Small businesses are relentlessly efficient and public charter schools take efficiency to an even higher level. Therefore, when assisting a small business with their employee benefits, creativity is key, especially when it comes to one of the biggest ticket employee benefit expenses; health insurance. As Pine Forest Charter School has learned, exploring all options can lead to rewards.
One strategy that is not frequently explored or implemented is partially self-funded health insurance. While large businesses (those with 100 or more employees) frequently explore this option; smaller businesses have frequently been limited to fully insured options. Let’s explore how this option works.
A partially self-funded plan breaks the costs down into two separate buckets, if you will. In the first bucket you have fixed expenses, such as administration and cost for claim insurance. This claim insurance can be broken down into two categories; insurance for large claims incurred per person and insurance if the claims of the entire group are greater than expected. The next bucket is the variable expenses, the actual claims that a member of a group incurs. During the underwriting process, the insurance company sets the premium based on the maximum expected claim expense.
If a group has claims in excess of the limits set by the policy, the group is protected against high claims cost through the insurance policy. However, if claims are less than expected by the insurance company, then many of these policies refund some or the entire excess premium collected back to the insured company. Yes, you heard me right, if the company collects more than it should have for claims, then it refunds the money back to the policyholder at the end of the policy run-out (typically six months after the policy period). Take for example, Pine Forest Charter School.
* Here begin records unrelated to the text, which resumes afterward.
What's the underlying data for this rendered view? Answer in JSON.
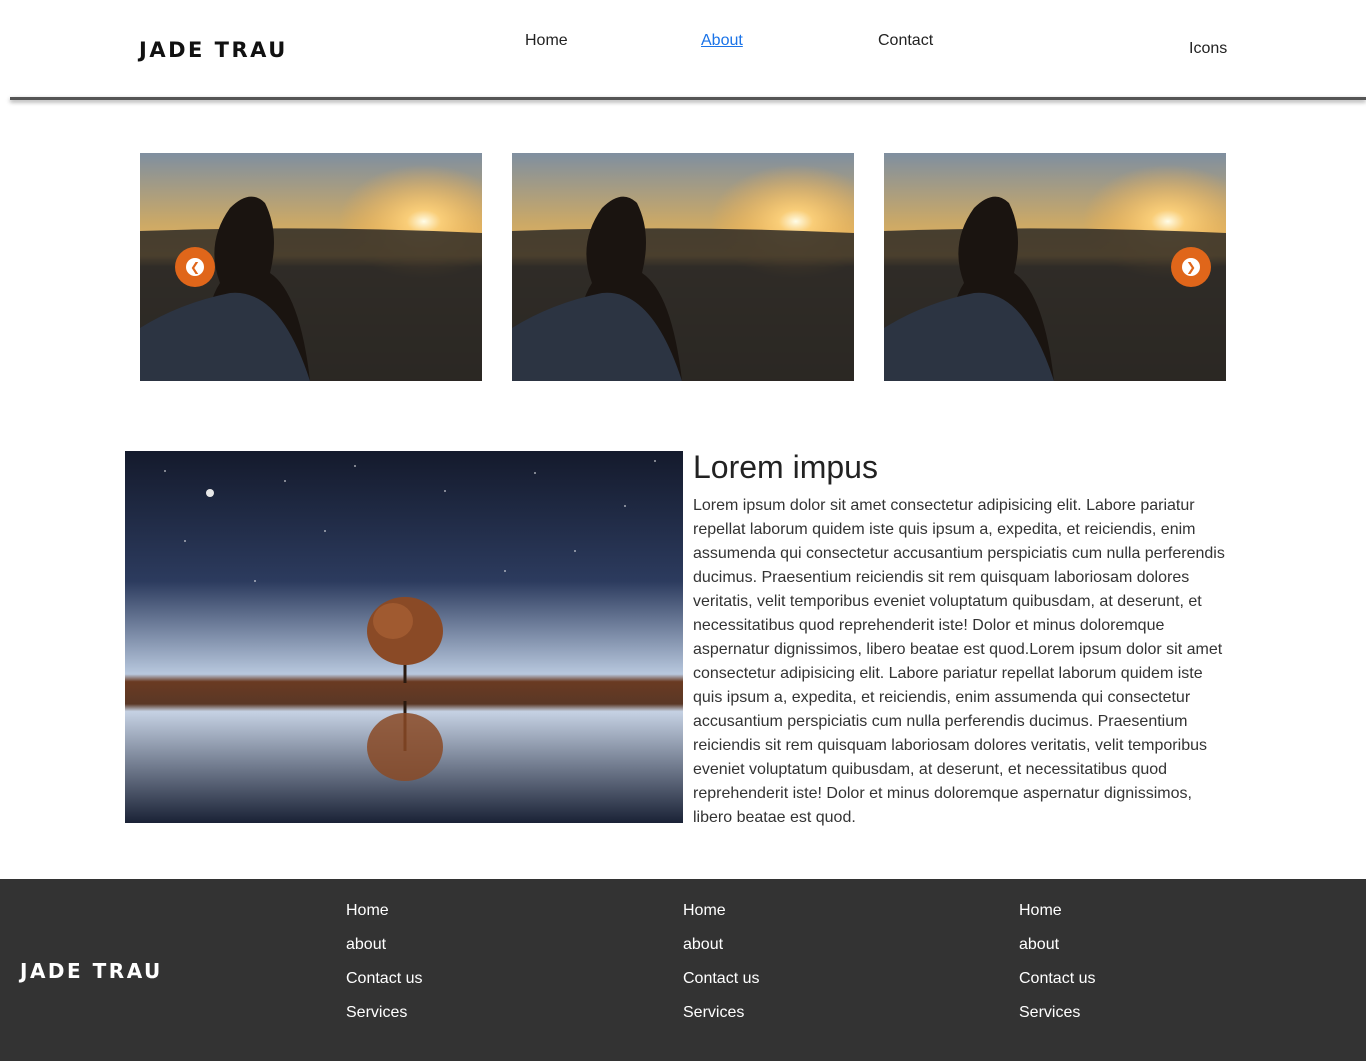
{
  "header": {
    "brand": "JADE TRAU",
    "nav": [
      {
        "label": "Home"
      },
      {
        "label": "About"
      },
      {
        "label": "Contact"
      }
    ],
    "icons_label": "Icons"
  },
  "carousel": {
    "prev_icon": "chevron-left-icon",
    "next_icon": "chevron-right-icon",
    "accent_color": "#e0661a"
  },
  "feature": {
    "title": "Lorem impus",
    "body": "Lorem ipsum dolor sit amet consectetur adipisicing elit. Labore pariatur repellat laborum quidem iste quis ipsum a, expedita, et reiciendis, enim assumenda qui consectetur accusantium perspiciatis cum nulla perferendis ducimus. Praesentium reiciendis sit rem quisquam laboriosam dolores veritatis, velit temporibus eveniet voluptatum quibusdam, at deserunt, et necessitatibus quod reprehenderit iste! Dolor et minus doloremque aspernatur dignissimos, libero beatae est quod.Lorem ipsum dolor sit amet consectetur adipisicing elit. Labore pariatur repellat laborum quidem iste quis ipsum a, expedita, et reiciendis, enim assumenda qui consectetur accusantium perspiciatis cum nulla perferendis ducimus. Praesentium reiciendis sit rem quisquam laboriosam dolores veritatis, velit temporibus eveniet voluptatum quibusdam, at deserunt, et necessitatibus quod reprehenderit iste! Dolor et minus doloremque aspernatur dignissimos, libero beatae est quod."
  },
  "footer": {
    "brand": "JADE TRAU",
    "background": "#333333",
    "columns": [
      {
        "links": [
          "Home",
          "about",
          "Contact us",
          "Services"
        ]
      },
      {
        "links": [
          "Home",
          "about",
          "Contact us",
          "Services"
        ]
      },
      {
        "links": [
          "Home",
          "about",
          "Contact us",
          "Services"
        ]
      }
    ]
  }
}
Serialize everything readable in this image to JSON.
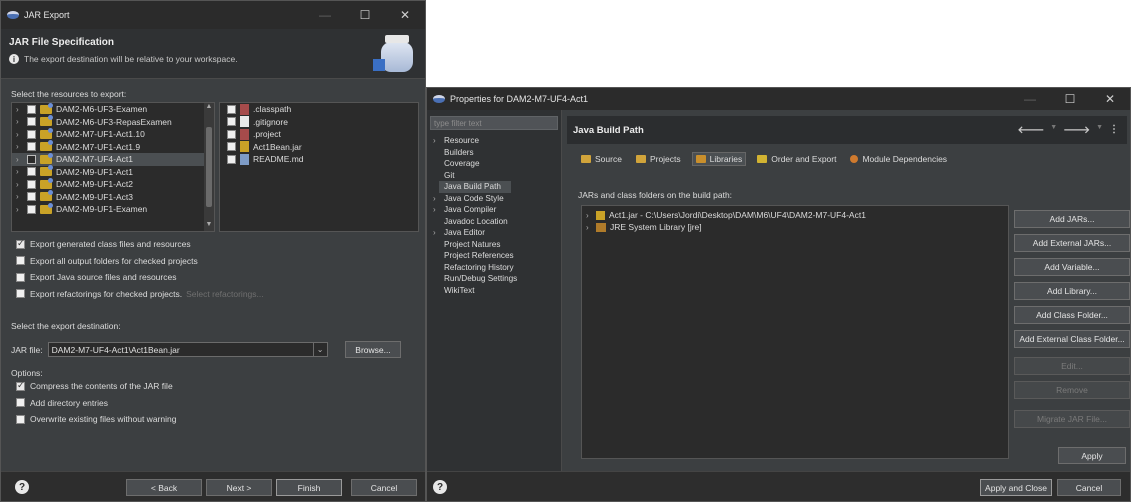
{
  "jar_export": {
    "window_title": "JAR Export",
    "controls": {
      "minimize": "—",
      "maximize": "☐",
      "close": "✕"
    },
    "banner": {
      "title": "JAR File Specification",
      "message": "The export destination will be relative to your workspace."
    },
    "resources_label": "Select the resources to export:",
    "projects": [
      {
        "label": "DAM2-M6-UF3-Examen",
        "checked": false
      },
      {
        "label": "DAM2-M6-UF3-RepasExamen",
        "checked": false
      },
      {
        "label": "DAM2-M7-UF1-Act1.10",
        "checked": false
      },
      {
        "label": "DAM2-M7-UF1-Act1.9",
        "checked": false
      },
      {
        "label": "DAM2-M7-UF4-Act1",
        "checked": false,
        "selected": true
      },
      {
        "label": "DAM2-M9-UF1-Act1",
        "checked": false
      },
      {
        "label": "DAM2-M9-UF1-Act2",
        "checked": false
      },
      {
        "label": "DAM2-M9-UF1-Act3",
        "checked": false
      },
      {
        "label": "DAM2-M9-UF1-Examen",
        "checked": false
      }
    ],
    "files": [
      {
        "label": ".classpath",
        "icon": "xml-file-icon"
      },
      {
        "label": ".gitignore",
        "icon": "text-file-icon"
      },
      {
        "label": ".project",
        "icon": "xml-file-icon"
      },
      {
        "label": "Act1Bean.jar",
        "icon": "jar-file-icon"
      },
      {
        "label": "README.md",
        "icon": "markdown-file-icon"
      }
    ],
    "options_top": [
      {
        "label": "Export generated class files and resources",
        "checked": true
      },
      {
        "label": "Export all output folders for checked projects",
        "checked": false
      },
      {
        "label": "Export Java source files and resources",
        "checked": false
      },
      {
        "label": "Export refactorings for checked projects.",
        "checked": false,
        "link": "Select refactorings..."
      }
    ],
    "destination_label": "Select the export destination:",
    "jar_file_label": "JAR file:",
    "jar_file_value": "DAM2-M7-UF4-Act1\\Act1Bean.jar",
    "browse_label": "Browse...",
    "options_label": "Options:",
    "options_bottom": [
      {
        "label": "Compress the contents of the JAR file",
        "checked": true
      },
      {
        "label": "Add directory entries",
        "checked": false
      },
      {
        "label": "Overwrite existing files without warning",
        "checked": false
      }
    ],
    "buttons": {
      "help": "?",
      "back": "< Back",
      "next": "Next >",
      "finish": "Finish",
      "cancel": "Cancel"
    }
  },
  "properties": {
    "window_title": "Properties for DAM2-M7-UF4-Act1",
    "filter_placeholder": "type filter text",
    "nav": [
      {
        "label": "Resource",
        "expandable": true
      },
      {
        "label": "Builders"
      },
      {
        "label": "Coverage"
      },
      {
        "label": "Git"
      },
      {
        "label": "Java Build Path",
        "selected": true
      },
      {
        "label": "Java Code Style",
        "expandable": true
      },
      {
        "label": "Java Compiler",
        "expandable": true
      },
      {
        "label": "Javadoc Location"
      },
      {
        "label": "Java Editor",
        "expandable": true
      },
      {
        "label": "Project Natures"
      },
      {
        "label": "Project References"
      },
      {
        "label": "Refactoring History"
      },
      {
        "label": "Run/Debug Settings"
      },
      {
        "label": "WikiText"
      }
    ],
    "page_title": "Java Build Path",
    "tabs": [
      {
        "label": "Source",
        "icon": "source-folder-icon"
      },
      {
        "label": "Projects",
        "icon": "projects-folder-icon"
      },
      {
        "label": "Libraries",
        "icon": "libraries-icon",
        "active": true
      },
      {
        "label": "Order and Export",
        "icon": "order-export-icon"
      },
      {
        "label": "Module Dependencies",
        "icon": "module-icon"
      }
    ],
    "build_path_label": "JARs and class folders on the build path:",
    "entries": [
      {
        "label": "Act1.jar - C:\\Users\\Jordi\\Desktop\\DAM\\M6\\UF4\\DAM2-M7-UF4-Act1",
        "icon": "jar-icon"
      },
      {
        "label": "JRE System Library [jre]",
        "icon": "library-icon"
      }
    ],
    "side_buttons": [
      {
        "label": "Add JARs...",
        "enabled": true
      },
      {
        "label": "Add External JARs...",
        "enabled": true
      },
      {
        "label": "Add Variable...",
        "enabled": true
      },
      {
        "label": "Add Library...",
        "enabled": true
      },
      {
        "label": "Add Class Folder...",
        "enabled": true
      },
      {
        "label": "Add External Class Folder...",
        "enabled": true
      },
      {
        "label": "Edit...",
        "enabled": false
      },
      {
        "label": "Remove",
        "enabled": false
      },
      {
        "label": "Migrate JAR File...",
        "enabled": false
      }
    ],
    "apply_label": "Apply",
    "footer": {
      "help": "?",
      "apply_close": "Apply and Close",
      "cancel": "Cancel"
    }
  }
}
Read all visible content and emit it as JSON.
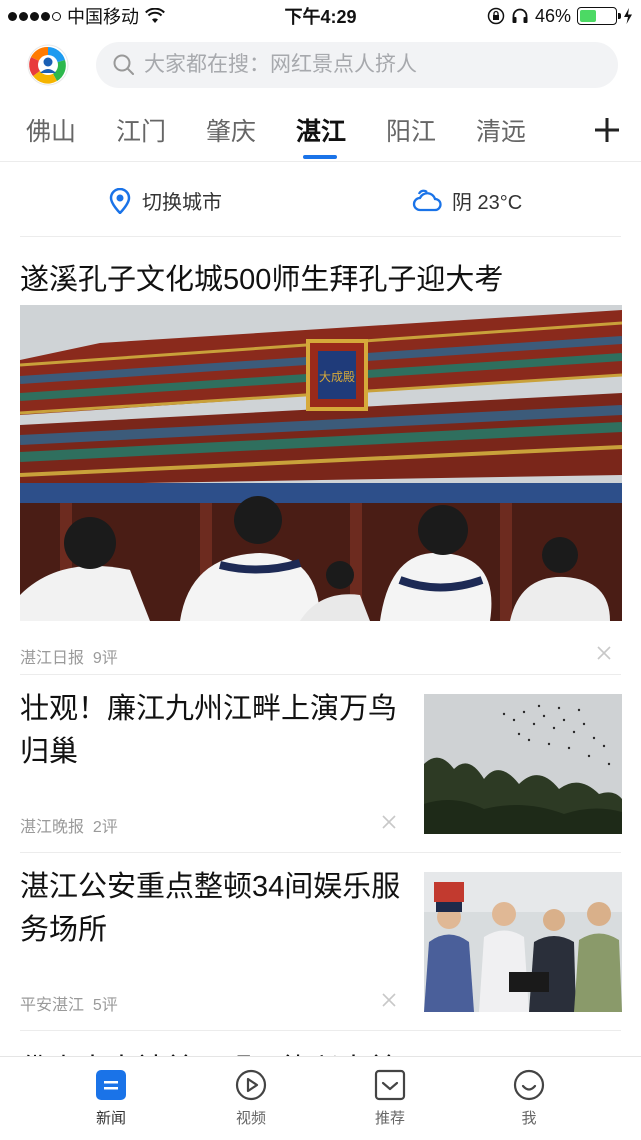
{
  "status_bar": {
    "carrier": "中国移动",
    "time": "下午4:29",
    "battery": "46%",
    "battery_level": 0.46
  },
  "search": {
    "placeholder": "大家都在搜：网红景点人挤人"
  },
  "city_tabs": [
    {
      "label": "佛山"
    },
    {
      "label": "江门"
    },
    {
      "label": "肇庆"
    },
    {
      "label": "湛江",
      "active": true
    },
    {
      "label": "阳江"
    },
    {
      "label": "清远"
    }
  ],
  "info_bar": {
    "switch_city": "切换城市",
    "weather": "阴 23°C"
  },
  "feed": {
    "top_article": {
      "title": "遂溪孔子文化城500师生拜孔子迎大考",
      "plaque_text": "大成殿",
      "source": "湛江日报",
      "comments": "9评"
    },
    "articles": [
      {
        "title_line1": "壮观！廉江九州江畔上演万鸟",
        "title_line2": "归巢",
        "source": "湛江晚报",
        "comments": "2评"
      },
      {
        "title_line1": "湛江公安重点整顿34间娱乐服",
        "title_line2": "务场所",
        "source": "平安湛江",
        "comments": "5评"
      }
    ],
    "partial_title": "佛山大古社美一明显能兴大美"
  },
  "bottom_nav": [
    {
      "label": "新闻",
      "icon": "news-icon",
      "active": true
    },
    {
      "label": "视频",
      "icon": "video-icon"
    },
    {
      "label": "推荐",
      "icon": "recommend-icon"
    },
    {
      "label": "我",
      "icon": "profile-icon"
    }
  ],
  "colors": {
    "accent": "#1a73e8",
    "battery_green": "#4cd964"
  }
}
After participating in the partially self-funded program for about a year and a half, they are anticipating a refund of excess claims reserves in the coming month or so.
According to Bernice Hall, business manager at Pine Forest Charter School, “The anticipated claims refund is quite a light at the end of the tunnel, for sure!”
But doesn’t this just seem like the insurance company “holding” money that was overcharged? Perhaps, however, most small businesses have no idea how much of their premium is actually being used for claims. When you have a fully insured policy with an insurance company, they profit when claims are lower than expected. In a partially self-funded model, the group insures that excess insurance premiums are returned to the policyholder. According to Hall, “Our premiums seemed a little high, but knowing some of that is coming back to us is encouraging. I guess our group feels basically healthy, too! I’d say teachers in an elementary/middle school have more than normal exposure to communicable diseases, so yay for our track record.”
For more information on creative employee benefit solutions, please contact Benefit Logic.
By Ed Gussio